*** Data shown ***
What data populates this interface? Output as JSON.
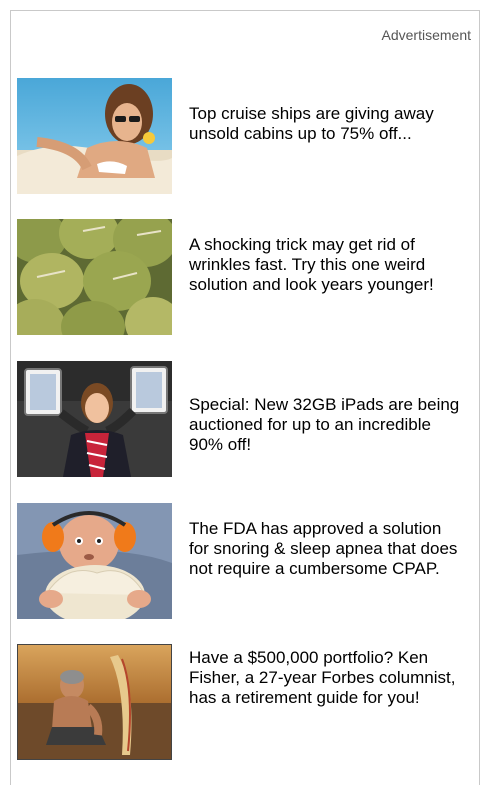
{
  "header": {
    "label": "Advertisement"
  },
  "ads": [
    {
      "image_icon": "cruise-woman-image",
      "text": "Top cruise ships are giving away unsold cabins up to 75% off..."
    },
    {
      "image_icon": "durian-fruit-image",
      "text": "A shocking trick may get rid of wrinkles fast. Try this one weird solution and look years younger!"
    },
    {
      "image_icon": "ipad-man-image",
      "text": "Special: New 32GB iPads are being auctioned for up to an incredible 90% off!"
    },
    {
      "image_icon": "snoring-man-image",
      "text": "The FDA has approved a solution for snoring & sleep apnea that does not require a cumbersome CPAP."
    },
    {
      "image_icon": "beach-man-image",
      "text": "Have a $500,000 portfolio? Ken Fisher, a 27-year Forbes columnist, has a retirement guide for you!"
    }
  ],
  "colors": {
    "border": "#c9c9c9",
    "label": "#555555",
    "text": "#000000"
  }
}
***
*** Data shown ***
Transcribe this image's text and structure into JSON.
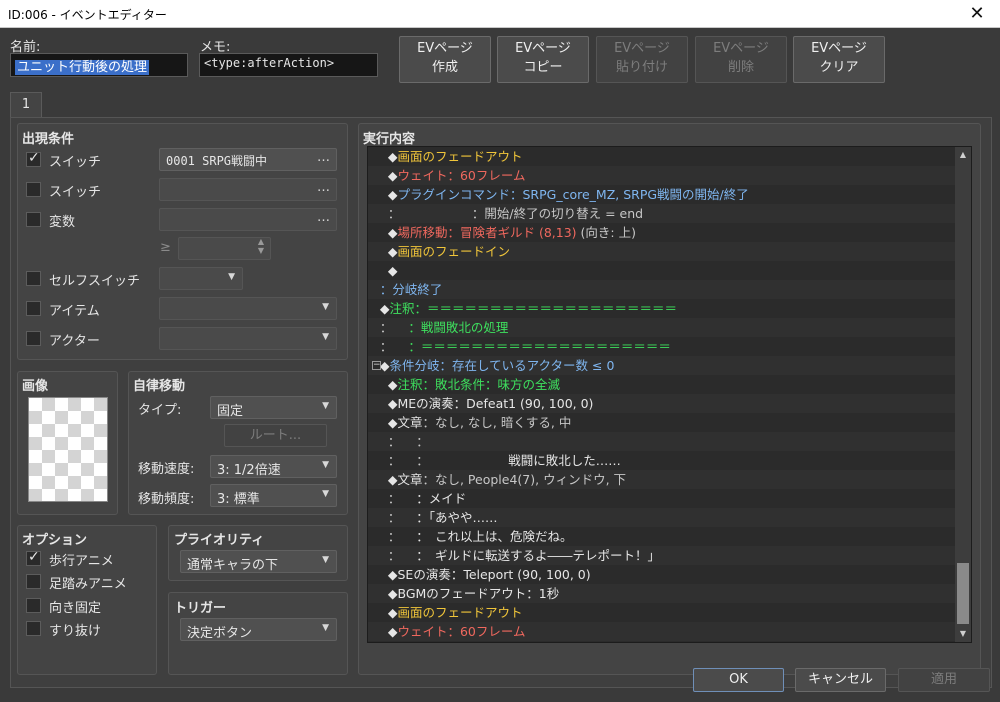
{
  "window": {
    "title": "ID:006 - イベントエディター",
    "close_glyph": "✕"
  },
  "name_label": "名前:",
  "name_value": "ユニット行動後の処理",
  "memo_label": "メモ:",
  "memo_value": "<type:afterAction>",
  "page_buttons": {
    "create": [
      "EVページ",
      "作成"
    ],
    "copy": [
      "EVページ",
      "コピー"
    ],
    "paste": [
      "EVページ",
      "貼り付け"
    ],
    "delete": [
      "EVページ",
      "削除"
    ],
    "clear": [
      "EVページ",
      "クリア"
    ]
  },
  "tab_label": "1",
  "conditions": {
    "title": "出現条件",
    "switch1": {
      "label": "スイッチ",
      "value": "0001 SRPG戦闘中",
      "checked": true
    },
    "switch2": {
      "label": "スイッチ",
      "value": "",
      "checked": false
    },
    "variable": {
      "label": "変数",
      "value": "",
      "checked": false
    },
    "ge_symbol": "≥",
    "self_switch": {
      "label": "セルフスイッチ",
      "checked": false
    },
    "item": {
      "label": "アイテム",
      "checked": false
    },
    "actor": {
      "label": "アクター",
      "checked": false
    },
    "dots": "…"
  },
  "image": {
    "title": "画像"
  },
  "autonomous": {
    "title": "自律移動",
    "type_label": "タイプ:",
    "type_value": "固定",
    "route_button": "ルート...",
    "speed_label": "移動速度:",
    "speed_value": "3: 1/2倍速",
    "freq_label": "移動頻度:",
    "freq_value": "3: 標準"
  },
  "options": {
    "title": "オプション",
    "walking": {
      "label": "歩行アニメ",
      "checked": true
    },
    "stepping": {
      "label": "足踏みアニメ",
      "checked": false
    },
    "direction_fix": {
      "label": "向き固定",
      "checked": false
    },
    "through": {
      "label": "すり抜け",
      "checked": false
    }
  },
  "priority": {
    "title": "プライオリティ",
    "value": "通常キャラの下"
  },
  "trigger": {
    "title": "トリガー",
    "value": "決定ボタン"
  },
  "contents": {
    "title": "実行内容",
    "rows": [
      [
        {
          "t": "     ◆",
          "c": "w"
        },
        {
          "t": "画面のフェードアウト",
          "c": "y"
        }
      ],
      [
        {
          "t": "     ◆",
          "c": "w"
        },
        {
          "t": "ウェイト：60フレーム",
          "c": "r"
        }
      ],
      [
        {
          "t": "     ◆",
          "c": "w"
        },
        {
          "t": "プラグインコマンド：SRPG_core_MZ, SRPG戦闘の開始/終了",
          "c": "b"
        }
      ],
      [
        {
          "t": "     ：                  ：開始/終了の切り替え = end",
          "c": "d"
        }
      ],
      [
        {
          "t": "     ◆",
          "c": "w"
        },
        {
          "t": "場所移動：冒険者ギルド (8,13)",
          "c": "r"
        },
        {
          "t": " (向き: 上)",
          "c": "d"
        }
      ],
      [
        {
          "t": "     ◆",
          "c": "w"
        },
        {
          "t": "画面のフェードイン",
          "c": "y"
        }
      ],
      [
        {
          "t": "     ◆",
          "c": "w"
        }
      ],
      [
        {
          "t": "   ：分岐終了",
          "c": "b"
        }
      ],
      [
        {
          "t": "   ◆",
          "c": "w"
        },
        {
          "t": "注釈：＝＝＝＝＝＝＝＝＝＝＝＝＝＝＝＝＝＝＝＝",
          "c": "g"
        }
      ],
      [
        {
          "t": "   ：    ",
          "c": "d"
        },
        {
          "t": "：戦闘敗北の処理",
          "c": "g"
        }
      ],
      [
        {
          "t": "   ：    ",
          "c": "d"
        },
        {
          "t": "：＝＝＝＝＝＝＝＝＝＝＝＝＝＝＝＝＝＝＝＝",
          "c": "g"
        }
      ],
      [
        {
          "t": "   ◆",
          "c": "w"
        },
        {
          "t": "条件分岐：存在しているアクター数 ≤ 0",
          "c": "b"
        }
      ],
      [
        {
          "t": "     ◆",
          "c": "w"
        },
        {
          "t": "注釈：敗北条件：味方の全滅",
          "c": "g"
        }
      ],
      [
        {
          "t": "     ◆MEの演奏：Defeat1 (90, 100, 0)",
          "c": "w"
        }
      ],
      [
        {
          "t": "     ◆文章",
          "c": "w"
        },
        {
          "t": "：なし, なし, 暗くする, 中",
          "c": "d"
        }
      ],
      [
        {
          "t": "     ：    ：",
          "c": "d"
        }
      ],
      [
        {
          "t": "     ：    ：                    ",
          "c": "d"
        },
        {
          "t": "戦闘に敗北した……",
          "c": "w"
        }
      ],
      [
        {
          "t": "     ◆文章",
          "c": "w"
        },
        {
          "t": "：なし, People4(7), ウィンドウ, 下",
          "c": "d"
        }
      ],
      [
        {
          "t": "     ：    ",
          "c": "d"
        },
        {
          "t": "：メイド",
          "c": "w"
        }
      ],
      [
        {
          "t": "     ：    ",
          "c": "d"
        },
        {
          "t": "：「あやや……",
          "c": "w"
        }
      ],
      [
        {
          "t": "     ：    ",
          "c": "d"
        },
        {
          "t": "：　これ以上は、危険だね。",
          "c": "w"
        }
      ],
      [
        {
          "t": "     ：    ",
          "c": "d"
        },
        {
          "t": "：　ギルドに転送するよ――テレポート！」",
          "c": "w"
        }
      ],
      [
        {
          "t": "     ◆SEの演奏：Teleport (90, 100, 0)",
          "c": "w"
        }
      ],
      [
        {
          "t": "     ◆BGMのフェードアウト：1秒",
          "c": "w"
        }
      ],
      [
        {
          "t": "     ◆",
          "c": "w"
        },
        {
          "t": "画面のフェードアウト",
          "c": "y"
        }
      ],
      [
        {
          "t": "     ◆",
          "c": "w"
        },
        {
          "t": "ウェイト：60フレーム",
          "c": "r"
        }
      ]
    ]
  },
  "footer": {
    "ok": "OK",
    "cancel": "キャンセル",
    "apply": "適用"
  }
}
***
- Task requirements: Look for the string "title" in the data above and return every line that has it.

- Response for this exercise:
    "title": "ID:006 - イベントエディター",
    "title": "出現条件",
    "title": "画像"
    "title": "自律移動",
    "title": "オプション",
    "title": "プライオリティ",
    "title": "トリガー",
    "title": "実行内容",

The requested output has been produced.